Priceless

The plains of Laikipia still remain a high altitude garrison for rhino. Within minutes from Kicheche's northern stronghold, the black and white numbers are not only stable, but flourishing. Spending time with these prehistoric ruminants is not just good for the eye, but for the soul. This area of Kenya remains seemingly impregnable, yet it is not the same all over Africa and elsewhere. Rhinos need protection everywhere, this is obvious, but they also need tourists. They do NOT need petty rules and redlists denying them priceless tourism dollars.

Sign of the Times

A couple of days ago I read an itinerant post of safari one-upmanship braying that 'the best part of their bargain-priced safari was that they had the whole place to themselves'. This is the fundamental challenge that is facing the safari industry. These pilgrims probably could not see beyond their camouflage but for many the suffering is very real and widespread.

Cloud Cuckoo Land

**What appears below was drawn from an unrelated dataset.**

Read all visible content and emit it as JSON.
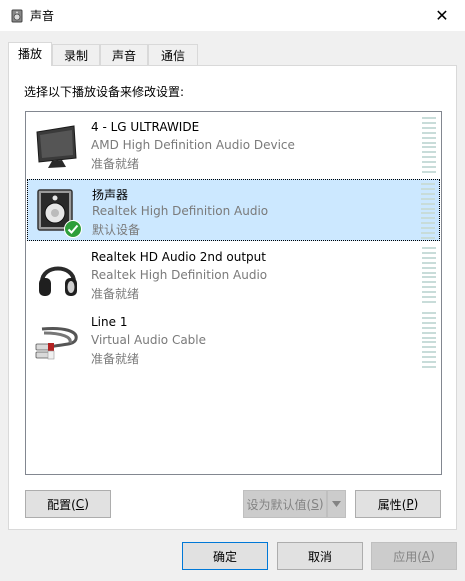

Optimism is a valuable but rarified commodity right now for just about everyone, but particularly those in community-based tourism. Everytime a hurdle is summited a higher one emerges. Kichechians still arrive in trickles not torrents, but trickles all the same. There are still huge difficulties but they realise how much their safari matters to everyone. It is appreciated. Massively. It is frankly overwhelming.

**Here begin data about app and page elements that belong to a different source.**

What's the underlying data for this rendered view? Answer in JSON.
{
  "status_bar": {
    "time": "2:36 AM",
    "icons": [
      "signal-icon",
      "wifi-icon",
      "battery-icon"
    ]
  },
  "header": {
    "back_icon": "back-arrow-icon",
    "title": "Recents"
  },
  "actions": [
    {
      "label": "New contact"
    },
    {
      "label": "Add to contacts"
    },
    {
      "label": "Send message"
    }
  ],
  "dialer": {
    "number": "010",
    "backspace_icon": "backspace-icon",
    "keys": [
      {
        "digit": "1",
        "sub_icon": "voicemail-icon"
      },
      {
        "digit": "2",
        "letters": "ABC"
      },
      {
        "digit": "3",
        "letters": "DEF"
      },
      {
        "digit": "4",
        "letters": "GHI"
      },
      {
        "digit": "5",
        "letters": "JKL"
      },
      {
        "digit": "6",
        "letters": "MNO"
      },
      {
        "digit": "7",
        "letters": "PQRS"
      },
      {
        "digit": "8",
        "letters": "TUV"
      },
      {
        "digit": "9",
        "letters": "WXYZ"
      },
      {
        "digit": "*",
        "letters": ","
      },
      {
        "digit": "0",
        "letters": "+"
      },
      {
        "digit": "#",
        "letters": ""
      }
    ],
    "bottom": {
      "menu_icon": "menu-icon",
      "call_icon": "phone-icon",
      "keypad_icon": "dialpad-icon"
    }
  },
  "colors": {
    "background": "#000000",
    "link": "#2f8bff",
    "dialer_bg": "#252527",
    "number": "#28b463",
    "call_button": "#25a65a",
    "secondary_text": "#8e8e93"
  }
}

Two bites at the Cherie

Meet John and Cherie Briggs .... Kicheche's final guests in March last year before they had to climb through countless hoops to get home to the States. They are back in Bush Camp. 'This is our favourite place on earth, we want to support it and the Conservancies.' In The Telegraph last weekend Simon Reeve shared reflections on some of the unforgettable trips that have mapped his personal world including a wildlife encounter he will never forget on a Kicheche safari.

Telegraph Man

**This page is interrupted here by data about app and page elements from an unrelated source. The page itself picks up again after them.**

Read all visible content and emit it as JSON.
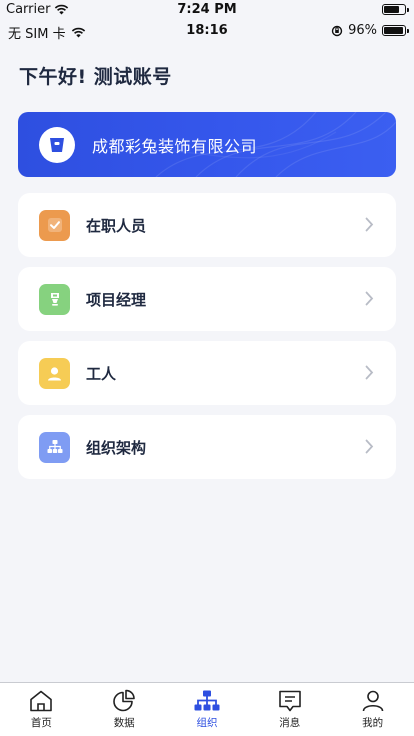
{
  "simulator_bar": {
    "carrier": "Carrier",
    "time": "7:24 PM"
  },
  "status_bar": {
    "carrier": "无 SIM 卡",
    "time": "18:16",
    "battery": "96%",
    "battery_level": 0.96
  },
  "greeting": "下午好! 测试账号",
  "company": {
    "name": "成都彩兔装饰有限公司",
    "accent": "#2e4fe0"
  },
  "menu": [
    {
      "label": "在职人员",
      "icon": "check-badge-icon",
      "color": "#ec9a4e"
    },
    {
      "label": "项目经理",
      "icon": "manager-badge-icon",
      "color": "#86d27f"
    },
    {
      "label": "工人",
      "icon": "worker-icon",
      "color": "#f6cc55"
    },
    {
      "label": "组织架构",
      "icon": "org-chart-icon",
      "color": "#7f9cf3"
    }
  ],
  "tabbar": {
    "tabs": [
      {
        "label": "首页",
        "icon": "home-icon"
      },
      {
        "label": "数据",
        "icon": "pie-chart-icon"
      },
      {
        "label": "组织",
        "icon": "org-chart-icon"
      },
      {
        "label": "消息",
        "icon": "message-icon"
      },
      {
        "label": "我的",
        "icon": "profile-icon"
      }
    ],
    "active": "组织",
    "active_color": "#2e4fe0"
  }
}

“Travel is part of our make-up; we need it in our lives, and we lose it at our peril.” ' Simon Reeve  In The Telegraph last weekend Simon Reeve shared reflections on some of the unforgettable trips that have mapped his personal world including a wildlife encounter he will never forget on a Kicheche safari.

Genetic

Rain, grown-up rain, clear skies then 1500+ metres of altitude going to work on the saturated short-grass of Naboisho Conservancy produces mist .... a photographer's dream. However, lions playing over their meal .... killers in the mist .... do not earn the garlands this week.

Hart in mouth.

Those five cheetah boys need scant introduction having patrolled the plains and Conservancies of the Mara with impunity for almost four years. To see them perform takes time, hard time, proper time as they have taken sloth to a fatiguing level of frustration.

Back in the game.

Acres of caustic prose have been written about 2020, Spot of the Week has no intention of adding to this pile of cynicism. Right now a savage storm is ripping across the Mara Conservancies leavening already fertile grasslands. In Laikipia lions are dragging down a buffalo, before parading across the highlands in front of both Mt Kenya and some indifferent white rhino.

Kicheche can remember.

In terms of wilderness, a year is a short period. In terms of just about everything else in 2020 it seems like an eternity. Throughout these troubled times Kicheche has been overwhelmed by not only the people who have jumped through the many hoops to visit, but also the many heartfelt messages of support to say nothing of the thousands of dollars raised for the Conservancies.

Ready Four This?

The Five Musketeers are now four. Yesterday four of them turned on the remaining one and gave it a hell of a shoeing. Sadly it appears that the unfortunate recipient may have lost an eye; what it certainly has lost is three years of companionship.